== Data provided ==
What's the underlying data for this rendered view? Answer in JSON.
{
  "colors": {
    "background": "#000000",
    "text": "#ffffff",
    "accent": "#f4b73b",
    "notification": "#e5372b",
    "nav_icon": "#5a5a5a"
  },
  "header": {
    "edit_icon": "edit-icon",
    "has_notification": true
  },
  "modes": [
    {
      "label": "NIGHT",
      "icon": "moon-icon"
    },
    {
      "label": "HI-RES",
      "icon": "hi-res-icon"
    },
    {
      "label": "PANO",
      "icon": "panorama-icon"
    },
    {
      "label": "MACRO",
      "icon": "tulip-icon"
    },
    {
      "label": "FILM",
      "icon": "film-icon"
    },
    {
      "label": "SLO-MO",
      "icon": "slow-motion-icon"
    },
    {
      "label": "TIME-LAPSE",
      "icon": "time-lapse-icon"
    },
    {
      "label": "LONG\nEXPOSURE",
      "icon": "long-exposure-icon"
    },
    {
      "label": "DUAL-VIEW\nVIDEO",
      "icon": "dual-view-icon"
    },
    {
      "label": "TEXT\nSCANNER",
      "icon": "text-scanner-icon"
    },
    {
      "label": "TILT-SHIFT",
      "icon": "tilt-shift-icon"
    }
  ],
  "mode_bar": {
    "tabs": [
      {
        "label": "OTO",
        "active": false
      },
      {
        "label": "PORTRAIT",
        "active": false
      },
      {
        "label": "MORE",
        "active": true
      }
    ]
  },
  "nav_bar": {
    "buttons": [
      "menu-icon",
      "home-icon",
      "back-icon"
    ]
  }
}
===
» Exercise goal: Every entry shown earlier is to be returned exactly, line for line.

» Finished exercise:
What's the underlying data for this rendered view? Answer in JSON.
{
  "colors": {
    "background": "#000000",
    "text": "#ffffff",
    "accent": "#f4b73b",
    "notification": "#e5372b",
    "nav_icon": "#5a5a5a"
  },
  "header": {
    "edit_icon": "edit-icon",
    "has_notification": true
  },
  "modes": [
    {
      "label": "NIGHT",
      "icon": "moon-icon"
    },
    {
      "label": "HI-RES",
      "icon": "hi-res-icon"
    },
    {
      "label": "PANO",
      "icon": "panorama-icon"
    },
    {
      "label": "MACRO",
      "icon": "tulip-icon"
    },
    {
      "label": "FILM",
      "icon": "film-icon"
    },
    {
      "label": "SLO-MO",
      "icon": "slow-motion-icon"
    },
    {
      "label": "TIME-LAPSE",
      "icon": "time-lapse-icon"
    },
    {
      "label": "LONG\nEXPOSURE",
      "icon": "long-exposure-icon"
    },
    {
      "label": "DUAL-VIEW\nVIDEO",
      "icon": "dual-view-icon"
    },
    {
      "label": "TEXT\nSCANNER",
      "icon": "text-scanner-icon"
    },
    {
      "label": "TILT-SHIFT",
      "icon": "tilt-shift-icon"
    }
  ],
  "mode_bar": {
    "tabs": [
      {
        "label": "OTO",
        "active": false
      },
      {
        "label": "PORTRAIT",
        "active": false
      },
      {
        "label": "MORE",
        "active": true
      }
    ]
  },
  "nav_bar": {
    "buttons": [
      "menu-icon",
      "home-icon",
      "back-icon"
    ]
  }
}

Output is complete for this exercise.